··· PROVIDED DATA

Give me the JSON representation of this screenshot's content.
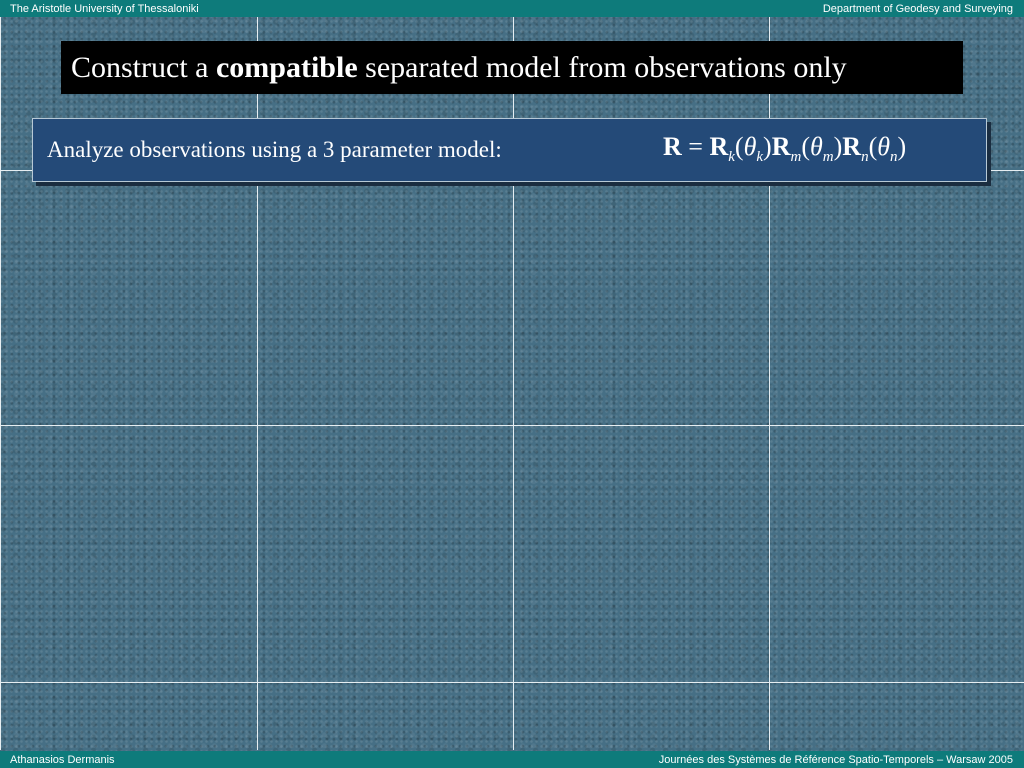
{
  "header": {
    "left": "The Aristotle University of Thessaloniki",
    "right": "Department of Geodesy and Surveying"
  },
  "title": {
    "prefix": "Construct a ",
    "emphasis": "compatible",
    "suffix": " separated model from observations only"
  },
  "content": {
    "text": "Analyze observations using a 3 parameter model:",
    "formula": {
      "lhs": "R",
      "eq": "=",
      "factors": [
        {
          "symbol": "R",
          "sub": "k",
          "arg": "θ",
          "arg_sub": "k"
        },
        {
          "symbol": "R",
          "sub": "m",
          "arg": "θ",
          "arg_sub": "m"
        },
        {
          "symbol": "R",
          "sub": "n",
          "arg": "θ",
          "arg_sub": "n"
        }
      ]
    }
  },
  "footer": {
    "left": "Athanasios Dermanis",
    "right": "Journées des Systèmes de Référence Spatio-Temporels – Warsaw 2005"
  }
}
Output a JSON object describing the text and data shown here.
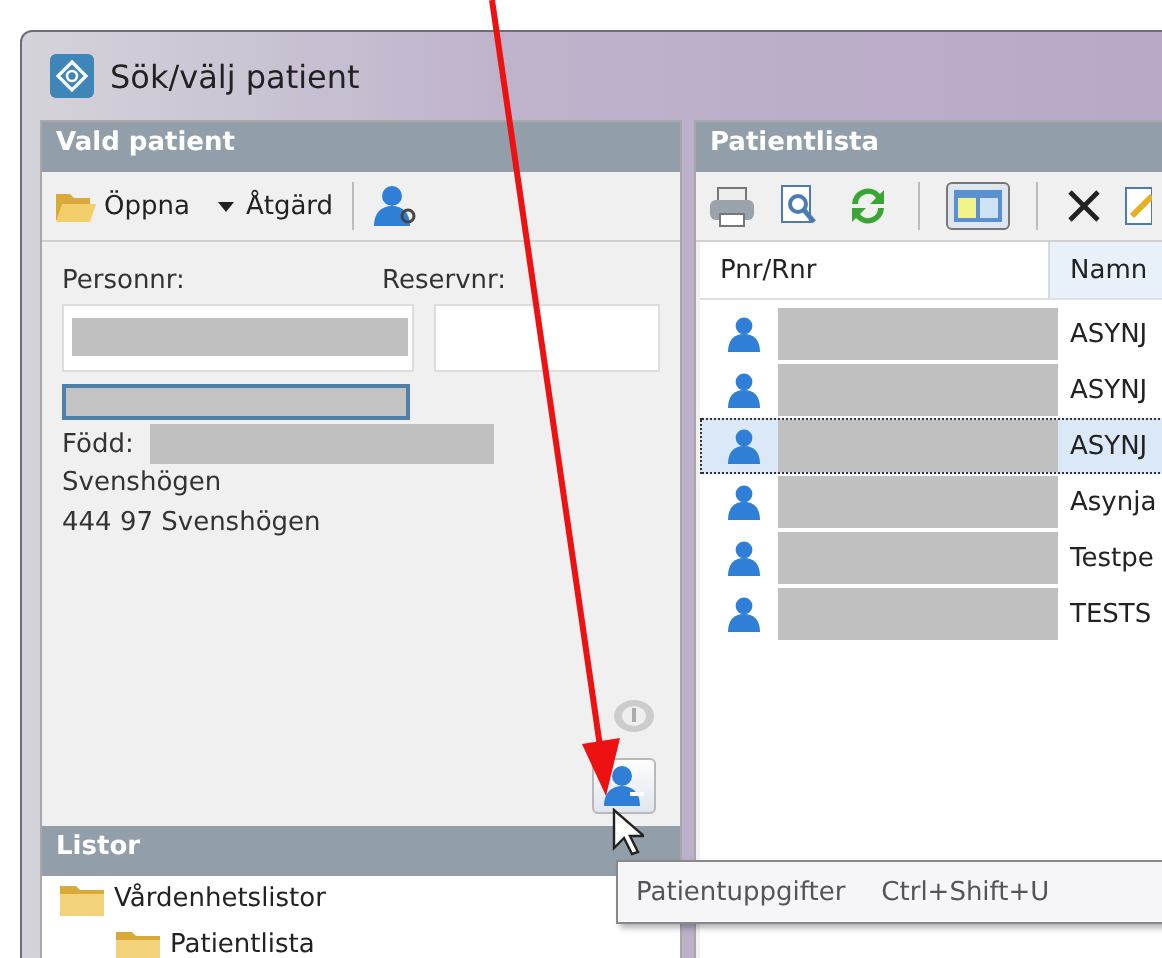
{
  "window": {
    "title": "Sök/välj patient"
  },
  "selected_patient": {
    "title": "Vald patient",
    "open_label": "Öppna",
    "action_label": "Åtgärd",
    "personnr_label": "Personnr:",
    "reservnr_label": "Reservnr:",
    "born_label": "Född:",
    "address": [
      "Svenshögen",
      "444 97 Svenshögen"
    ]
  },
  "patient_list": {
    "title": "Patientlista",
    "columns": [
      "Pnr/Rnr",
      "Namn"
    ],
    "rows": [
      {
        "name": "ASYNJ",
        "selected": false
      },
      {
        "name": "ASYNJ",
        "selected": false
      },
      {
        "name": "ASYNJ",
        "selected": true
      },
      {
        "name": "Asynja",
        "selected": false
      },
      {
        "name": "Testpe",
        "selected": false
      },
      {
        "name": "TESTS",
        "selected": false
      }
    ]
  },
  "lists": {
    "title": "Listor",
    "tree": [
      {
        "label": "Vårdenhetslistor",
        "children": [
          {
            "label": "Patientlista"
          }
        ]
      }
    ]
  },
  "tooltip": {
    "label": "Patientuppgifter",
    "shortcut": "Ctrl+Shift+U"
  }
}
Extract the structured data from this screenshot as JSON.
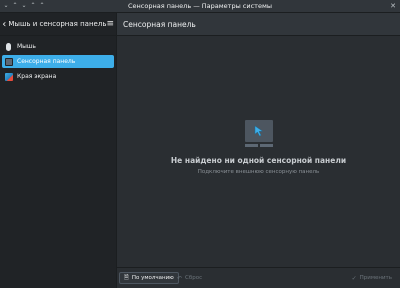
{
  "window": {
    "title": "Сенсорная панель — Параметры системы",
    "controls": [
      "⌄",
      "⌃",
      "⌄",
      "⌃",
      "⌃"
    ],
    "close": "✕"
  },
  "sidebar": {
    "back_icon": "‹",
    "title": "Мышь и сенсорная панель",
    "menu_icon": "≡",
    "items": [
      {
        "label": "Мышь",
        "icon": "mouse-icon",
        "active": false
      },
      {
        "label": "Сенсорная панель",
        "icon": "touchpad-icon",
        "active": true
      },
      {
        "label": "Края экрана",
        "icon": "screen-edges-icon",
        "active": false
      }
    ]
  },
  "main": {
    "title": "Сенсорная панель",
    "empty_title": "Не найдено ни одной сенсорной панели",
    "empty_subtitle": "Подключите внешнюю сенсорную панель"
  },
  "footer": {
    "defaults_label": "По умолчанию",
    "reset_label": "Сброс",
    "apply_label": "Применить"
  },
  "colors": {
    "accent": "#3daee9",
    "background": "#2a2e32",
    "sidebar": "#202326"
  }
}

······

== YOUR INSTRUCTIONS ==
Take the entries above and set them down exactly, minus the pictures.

== ANSWER BOX ==
Give me the JSON representation of this screenshot's content.
{
  "header": {
    "left": "The Aristotle University of Thessaloniki",
    "right": "Department of Geodesy and Surveying"
  },
  "title": {
    "prefix": "Construct a ",
    "emphasis": "compatible",
    "suffix": " separated model from observations only"
  },
  "content": {
    "text": "Analyze observations using a 3 parameter model:",
    "formula": {
      "lhs": "R",
      "eq": "=",
      "factors": [
        {
          "symbol": "R",
          "sub": "k",
          "arg": "θ",
          "arg_sub": "k"
        },
        {
          "symbol": "R",
          "sub": "m",
          "arg": "θ",
          "arg_sub": "m"
        },
        {
          "symbol": "R",
          "sub": "n",
          "arg": "θ",
          "arg_sub": "n"
        }
      ]
    }
  },
  "footer": {
    "left": "Athanasios Dermanis",
    "right": "Journées des Systèmes de Référence Spatio-Temporels – Warsaw 2005"
  }
}
Output a JSON object describing the text and data shown here.
{
  "window": {
    "title": "Sök/välj patient"
  },
  "selected_patient": {
    "title": "Vald patient",
    "open_label": "Öppna",
    "action_label": "Åtgärd",
    "personnr_label": "Personnr:",
    "reservnr_label": "Reservnr:",
    "born_label": "Född:",
    "address": [
      "Svenshögen",
      "444 97 Svenshögen"
    ]
  },
  "patient_list": {
    "title": "Patientlista",
    "columns": [
      "Pnr/Rnr",
      "Namn"
    ],
    "rows": [
      {
        "name": "ASYNJ",
        "selected": false
      },
      {
        "name": "ASYNJ",
        "selected": false
      },
      {
        "name": "ASYNJ",
        "selected": true
      },
      {
        "name": "Asynja",
        "selected": false
      },
      {
        "name": "Testpe",
        "selected": false
      },
      {
        "name": "TESTS",
        "selected": false
      }
    ]
  },
  "lists": {
    "title": "Listor",
    "tree": [
      {
        "label": "Vårdenhetslistor",
        "children": [
          {
            "label": "Patientlista"
          }
        ]
      }
    ]
  },
  "tooltip": {
    "label": "Patientuppgifter",
    "shortcut": "Ctrl+Shift+U"
  }
}
Extract the structured data from this screenshot as JSON.
{
  "window": {
    "title": "Сенсорная панель — Параметры системы",
    "controls": [
      "⌄",
      "⌃",
      "⌄",
      "⌃",
      "⌃"
    ],
    "close": "✕"
  },
  "sidebar": {
    "back_icon": "‹",
    "title": "Мышь и сенсорная панель",
    "menu_icon": "≡",
    "items": [
      {
        "label": "Мышь",
        "icon": "mouse-icon",
        "active": false
      },
      {
        "label": "Сенсорная панель",
        "icon": "touchpad-icon",
        "active": true
      },
      {
        "label": "Края экрана",
        "icon": "screen-edges-icon",
        "active": false
      }
    ]
  },
  "main": {
    "title": "Сенсорная панель",
    "empty_title": "Не найдено ни одной сенсорной панели",
    "empty_subtitle": "Подключите внешнюю сенсорную панель"
  },
  "footer": {
    "defaults_label": "По умолчанию",
    "reset_label": "Сброс",
    "apply_label": "Применить"
  },
  "colors": {
    "accent": "#3daee9",
    "background": "#2a2e32",
    "sidebar": "#202326"
  }
}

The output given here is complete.